These actions were richly rewarded, as over the course of five years New Mexico became home to the largest base of skilled film crew outside of Los Angeles and New York. In the process, the boom yielded over 150 feature movies as well as several highly successful TV series, world-class soundstage and studio facilities, pre- and postproduction facilities, and special programs at state colleges and universities teaching industry-related trade and creative talents. Today, more than 3,000 New Mexicans are directly employed as film crew workers, cinematographers, writers, actors, directors and independent producers and workers. Thousands of local businesses across the spectrum — from hotels and restaurants to fuel suppliers, delivery services and childcare providers — have directly benefited from the film industry.

“It all goes to show what can be created when the state backs an industry,” said Paul Goblet, investment adviser to the New Mexico Small Business Investment Corporation and an early proponent of incentives.

Adjusting to Less
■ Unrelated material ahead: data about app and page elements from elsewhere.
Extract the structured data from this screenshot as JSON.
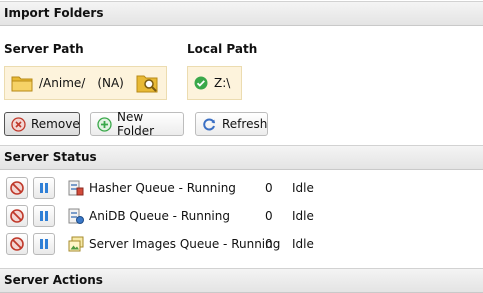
{
  "import_folders": {
    "title": "Import Folders",
    "server_path_label": "Server Path",
    "local_path_label": "Local Path",
    "server_path_value": "/Anime/",
    "server_path_note": "(NA)",
    "local_path_value": "Z:\\",
    "buttons": {
      "remove": "Remove",
      "new_folder": "New Folder",
      "refresh": "Refresh"
    }
  },
  "server_status": {
    "title": "Server Status",
    "queues": [
      {
        "name": "Hasher Queue - Running",
        "count": "0",
        "state": "Idle",
        "icon": "hasher-queue-icon"
      },
      {
        "name": "AniDB Queue - Running",
        "count": "0",
        "state": "Idle",
        "icon": "anidb-queue-icon"
      },
      {
        "name": "Server Images Queue - Running",
        "count": "0",
        "state": "Idle",
        "icon": "images-queue-icon"
      }
    ]
  },
  "server_actions": {
    "title": "Server Actions"
  },
  "colors": {
    "header_bg": "#e9e9e9",
    "path_box_bg": "#fdf3dc",
    "stop_red": "#c0392b",
    "pause_blue": "#2f7fd6",
    "ok_green": "#3aa84a"
  }
}
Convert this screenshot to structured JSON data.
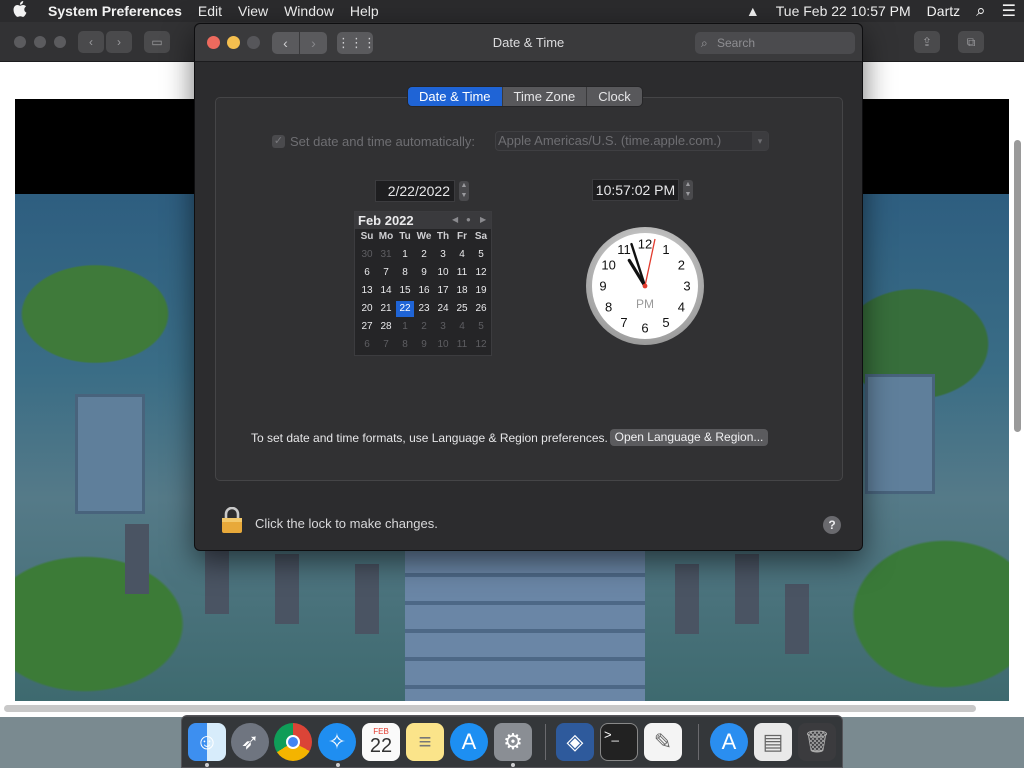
{
  "menubar": {
    "apple_icon": "apple-logo",
    "app_name": "System Preferences",
    "menus": [
      "Edit",
      "View",
      "Window",
      "Help"
    ],
    "datetime": "Tue Feb 22  10:57 PM",
    "user": "Dartz",
    "eject_icon": "▲",
    "search_icon": "⌕",
    "list_icon": "☰"
  },
  "prefs": {
    "title": "Date & Time",
    "search_placeholder": "Search",
    "tabs": [
      {
        "label": "Date & Time",
        "active": true
      },
      {
        "label": "Time Zone",
        "active": false
      },
      {
        "label": "Clock",
        "active": false
      }
    ],
    "auto_set_label": "Set date and time automatically:",
    "auto_set_checked": true,
    "time_server": "Apple Americas/U.S. (time.apple.com.)",
    "date_value": "2/22/2022",
    "time_value": "10:57:02 PM",
    "calendar": {
      "month_label": "Feb 2022",
      "weekdays": [
        "Su",
        "Mo",
        "Tu",
        "We",
        "Th",
        "Fr",
        "Sa"
      ],
      "weeks": [
        [
          "30",
          "31",
          "1",
          "2",
          "3",
          "4",
          "5"
        ],
        [
          "6",
          "7",
          "8",
          "9",
          "10",
          "11",
          "12"
        ],
        [
          "13",
          "14",
          "15",
          "16",
          "17",
          "18",
          "19"
        ],
        [
          "20",
          "21",
          "22",
          "23",
          "24",
          "25",
          "26"
        ],
        [
          "27",
          "28",
          "1",
          "2",
          "3",
          "4",
          "5"
        ],
        [
          "6",
          "7",
          "8",
          "9",
          "10",
          "11",
          "12"
        ]
      ],
      "selected_day": "22"
    },
    "clock": {
      "numbers": [
        "12",
        "1",
        "2",
        "3",
        "4",
        "5",
        "6",
        "7",
        "8",
        "9",
        "10",
        "11"
      ],
      "ampm": "PM",
      "hour": 10,
      "minute": 57,
      "second": 2
    },
    "hint_text": "To set date and time formats, use Language & Region preferences.",
    "open_button": "Open Language & Region...",
    "lock_text": "Click the lock to make changes.",
    "help_label": "?"
  },
  "colors": {
    "accent": "#1f64d6",
    "close": "#ed6a5e",
    "minimize": "#f5bf4f",
    "second_hand": "#e23b2e"
  },
  "dock": {
    "calendar_month": "FEB",
    "calendar_day": "22",
    "apps": [
      "finder-icon",
      "launchpad-icon",
      "chrome-icon",
      "safari-icon",
      "calendar-icon",
      "notes-icon",
      "app-store-icon",
      "system-preferences-icon",
      "virtualbox-icon",
      "terminal-icon",
      "textedit-icon",
      "app-store-download-icon",
      "preview-icon",
      "trash-icon"
    ]
  }
}
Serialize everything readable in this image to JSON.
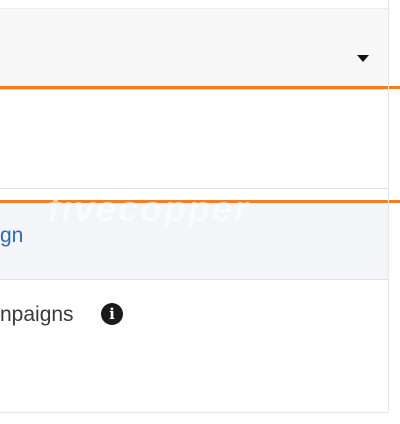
{
  "dropdown": {
    "icon": "caret-down-icon"
  },
  "link_row": {
    "label": "gn"
  },
  "campaigns_row": {
    "label": "npaigns",
    "icon": "info-icon",
    "icon_glyph": "i"
  },
  "watermark": {
    "text": "fivecopper"
  },
  "colors": {
    "accent_orange": "#f57c20",
    "link_blue": "#2a6bb8"
  }
}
While industry insiders and supporters warn that collaring the incentives may make production companies turn to states with more favorable offerings, Elliott is optimistic that New Mexicans will continue to find opportunities to work in the film, TV and commercial production industry, even if it sometimes means traveling to other locations.

Elliott has a dozen trailers in Shreveport, Louisiana, which he described as “a boom state” because of its generous incentives. “All our stuff has wheels,” he said, and that allows his business to follow the work.  Similarly, many New Mexican crew members are finding work on out-of-state productions due to their fine reputation in the industry.

Still, it is highly preferable that the work remains here, injecting new money and jobs into the local economy.  To that end Nick Maniatis, director of the state Film Office, has been meeting with studio executives and is optimistic about the future of film in New Mexico, and his office recently announced several new productions. For information about how to get involved in the film industry, visit or contact the New Mexico Film Office at 800-545-9871.


Download 201_NM Film Industry Changing but Still Good PDF


Comments are closed.